  3. Fantastic article! Short but detailed. I would have liked to see more articles regarding types of APIs like SOAP & REST in Related Posts area

  4. I am new to API’s, and the information provided on this page has given me a detailed information of how API works. It’s a very good post.

  5. This is the first time I have seen a clear example(s) of How APIs work. Thank you!!!! I needed to try and explain this to a non-tech person and not being a tech person myself, I needed to understand this process first. Thank you so much

  6. Really, this helps me a lot to understand the API’s functionality and what it works.

  7. Awesome post

  8. This was EXTREMELY useful in understanding how API’s work. It makes complete sense to me now, your examples were so helpful! Thanks so much for providing this information.


  9. Thank you for the article. It really helped me understand API. I really appreciate you explaining it all in simple words.

  10. Very Useful. Very lucid and very simply explained. Knowledge shows!!

  11. This post is really helpful.

  12. I am getting pop ups from Malwarebytes and I have tried to delete without success. I see I have many api’s and how can I identify if this is my problem. As far as I know I don’t use api’s for any purpose. How can I safely delete the cause, if this is it, without damaging my limited normal use of Wind 10?


  13. Thanks for all the info. Was really needed in making of my project. Would be putting the site reference.

    Secondly, if more could be added to showing how practically API works.

  14. waiter in a restaurant i liked it.

  15. Wow, awesome article. I really love it. It’s give a clear picture of what an API is

  16. This post is really helpful for me. Thanks.

  17. This explains clearly in layman’s terms what API is. I am grateful, as I was struggling to understand the other definitions I came across.

  18. I wanted to know what an API was and you explained it beautifully. I especially like the waiter analogy, it really fleshed out what an API does.

  19. I have no technical background and this article made it so easy for me to understand about APIs. Very well written. Thanks.

  20. Excellent article that explains APIs in simple terms without dumbing things down. Good balance that provides a broad comprehensible picture.

  21. Hi Team,
    I am beginner .
    This post gave a practical knowledge regard API.

    Thank you

  22. A great blog for beginners to get familiarised with the basic api concepts.

  23. Great Article! It’s really helpful to better understand APIs. Thank you!

  24. This is very useful Information. I was very confused about API’s. but now I am very clear. By giving that simple restaurant example u make me clear ma’am.
    Thank u so much!

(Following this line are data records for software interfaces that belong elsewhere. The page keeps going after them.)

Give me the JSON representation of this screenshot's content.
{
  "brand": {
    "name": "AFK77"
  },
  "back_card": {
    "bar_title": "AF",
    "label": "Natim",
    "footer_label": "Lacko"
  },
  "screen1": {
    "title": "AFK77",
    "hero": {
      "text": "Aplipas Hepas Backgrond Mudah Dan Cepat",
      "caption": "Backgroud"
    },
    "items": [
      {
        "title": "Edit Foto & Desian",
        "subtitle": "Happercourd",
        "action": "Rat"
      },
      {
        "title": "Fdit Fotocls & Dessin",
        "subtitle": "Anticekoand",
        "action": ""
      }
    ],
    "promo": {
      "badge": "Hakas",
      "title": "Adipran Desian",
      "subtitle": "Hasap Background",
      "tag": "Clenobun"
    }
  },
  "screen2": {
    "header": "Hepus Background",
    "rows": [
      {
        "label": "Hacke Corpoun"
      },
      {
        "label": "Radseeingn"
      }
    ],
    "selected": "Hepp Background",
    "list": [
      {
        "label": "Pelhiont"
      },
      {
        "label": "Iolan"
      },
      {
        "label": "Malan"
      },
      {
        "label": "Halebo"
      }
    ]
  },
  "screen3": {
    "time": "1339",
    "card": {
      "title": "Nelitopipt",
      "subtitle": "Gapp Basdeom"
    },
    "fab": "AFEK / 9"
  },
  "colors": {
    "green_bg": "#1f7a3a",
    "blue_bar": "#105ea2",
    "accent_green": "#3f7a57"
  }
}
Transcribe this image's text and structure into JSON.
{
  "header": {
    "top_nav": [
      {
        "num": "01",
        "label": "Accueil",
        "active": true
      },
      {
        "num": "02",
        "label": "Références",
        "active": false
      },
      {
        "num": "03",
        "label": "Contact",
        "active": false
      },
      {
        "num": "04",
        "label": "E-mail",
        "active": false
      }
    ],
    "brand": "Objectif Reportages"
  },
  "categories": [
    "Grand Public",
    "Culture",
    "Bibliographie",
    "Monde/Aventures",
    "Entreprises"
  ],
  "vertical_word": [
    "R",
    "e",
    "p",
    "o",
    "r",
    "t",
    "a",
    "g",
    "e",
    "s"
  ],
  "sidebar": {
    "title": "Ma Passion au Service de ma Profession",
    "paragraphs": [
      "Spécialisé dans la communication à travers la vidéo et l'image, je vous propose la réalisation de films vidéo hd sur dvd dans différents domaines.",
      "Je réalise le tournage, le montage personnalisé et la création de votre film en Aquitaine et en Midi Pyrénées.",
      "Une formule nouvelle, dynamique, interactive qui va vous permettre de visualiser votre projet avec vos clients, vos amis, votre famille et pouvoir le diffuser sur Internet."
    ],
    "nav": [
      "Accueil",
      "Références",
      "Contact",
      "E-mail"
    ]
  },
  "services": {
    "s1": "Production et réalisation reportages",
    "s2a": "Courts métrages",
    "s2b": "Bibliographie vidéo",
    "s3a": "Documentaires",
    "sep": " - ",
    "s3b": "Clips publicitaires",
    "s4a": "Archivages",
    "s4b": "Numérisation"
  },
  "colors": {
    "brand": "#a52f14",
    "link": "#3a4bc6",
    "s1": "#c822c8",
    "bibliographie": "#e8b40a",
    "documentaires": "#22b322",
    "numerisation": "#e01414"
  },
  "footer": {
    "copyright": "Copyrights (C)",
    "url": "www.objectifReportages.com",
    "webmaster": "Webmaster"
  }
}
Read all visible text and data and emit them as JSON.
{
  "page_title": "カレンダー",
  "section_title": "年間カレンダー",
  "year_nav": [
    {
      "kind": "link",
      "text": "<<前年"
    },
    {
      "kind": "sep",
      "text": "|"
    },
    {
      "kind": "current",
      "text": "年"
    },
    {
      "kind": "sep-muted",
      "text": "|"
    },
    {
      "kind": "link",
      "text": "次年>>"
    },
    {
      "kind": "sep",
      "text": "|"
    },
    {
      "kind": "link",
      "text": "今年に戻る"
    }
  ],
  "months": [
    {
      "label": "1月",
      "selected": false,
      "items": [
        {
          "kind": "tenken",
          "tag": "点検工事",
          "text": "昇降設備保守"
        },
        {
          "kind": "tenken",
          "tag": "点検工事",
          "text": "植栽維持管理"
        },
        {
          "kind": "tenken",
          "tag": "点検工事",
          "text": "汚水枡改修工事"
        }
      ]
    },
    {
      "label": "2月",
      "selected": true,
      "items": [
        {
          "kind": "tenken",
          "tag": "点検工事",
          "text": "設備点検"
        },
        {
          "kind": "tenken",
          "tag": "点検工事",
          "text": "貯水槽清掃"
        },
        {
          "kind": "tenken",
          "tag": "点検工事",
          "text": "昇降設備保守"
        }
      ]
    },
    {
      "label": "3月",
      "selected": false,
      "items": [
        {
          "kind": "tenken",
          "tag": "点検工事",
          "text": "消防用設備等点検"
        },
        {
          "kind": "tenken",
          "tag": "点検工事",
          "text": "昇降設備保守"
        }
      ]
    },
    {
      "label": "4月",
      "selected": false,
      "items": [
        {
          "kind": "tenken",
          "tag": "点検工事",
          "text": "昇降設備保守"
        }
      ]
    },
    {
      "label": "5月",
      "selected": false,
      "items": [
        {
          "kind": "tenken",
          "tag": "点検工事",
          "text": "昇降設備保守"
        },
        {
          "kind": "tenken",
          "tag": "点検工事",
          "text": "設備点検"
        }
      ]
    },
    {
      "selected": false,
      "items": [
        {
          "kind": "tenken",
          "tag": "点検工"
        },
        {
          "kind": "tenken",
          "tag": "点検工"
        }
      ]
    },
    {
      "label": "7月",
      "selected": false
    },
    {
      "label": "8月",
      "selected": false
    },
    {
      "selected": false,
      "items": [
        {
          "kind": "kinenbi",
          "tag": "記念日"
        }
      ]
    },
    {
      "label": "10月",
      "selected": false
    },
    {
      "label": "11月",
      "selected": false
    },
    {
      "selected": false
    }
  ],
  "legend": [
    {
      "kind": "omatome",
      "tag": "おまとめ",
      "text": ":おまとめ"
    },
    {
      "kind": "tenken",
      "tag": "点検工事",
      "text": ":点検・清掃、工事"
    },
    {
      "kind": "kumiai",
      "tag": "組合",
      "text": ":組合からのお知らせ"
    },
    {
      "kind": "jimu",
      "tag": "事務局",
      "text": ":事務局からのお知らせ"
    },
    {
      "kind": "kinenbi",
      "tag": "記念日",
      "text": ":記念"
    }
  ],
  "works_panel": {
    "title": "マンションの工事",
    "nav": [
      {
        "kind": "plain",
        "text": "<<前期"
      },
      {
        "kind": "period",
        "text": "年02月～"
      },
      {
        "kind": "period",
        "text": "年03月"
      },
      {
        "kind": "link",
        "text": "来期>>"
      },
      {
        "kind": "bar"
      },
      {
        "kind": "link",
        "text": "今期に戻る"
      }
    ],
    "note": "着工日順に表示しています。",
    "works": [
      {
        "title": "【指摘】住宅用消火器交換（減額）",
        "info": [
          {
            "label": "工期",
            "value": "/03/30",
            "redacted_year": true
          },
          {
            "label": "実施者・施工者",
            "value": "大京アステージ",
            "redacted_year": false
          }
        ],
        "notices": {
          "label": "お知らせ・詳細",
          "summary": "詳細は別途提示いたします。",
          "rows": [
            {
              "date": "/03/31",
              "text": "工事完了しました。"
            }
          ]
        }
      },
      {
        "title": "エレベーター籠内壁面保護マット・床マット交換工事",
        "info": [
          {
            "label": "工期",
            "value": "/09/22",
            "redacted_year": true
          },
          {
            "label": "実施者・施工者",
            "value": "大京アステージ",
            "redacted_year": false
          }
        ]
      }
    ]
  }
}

  25. Wonderful article, gives great insights about APIs. Well written.

  26. Nice article i must say. It would be a great help if you could write about API documentation in easy words.

    Thanks in advance.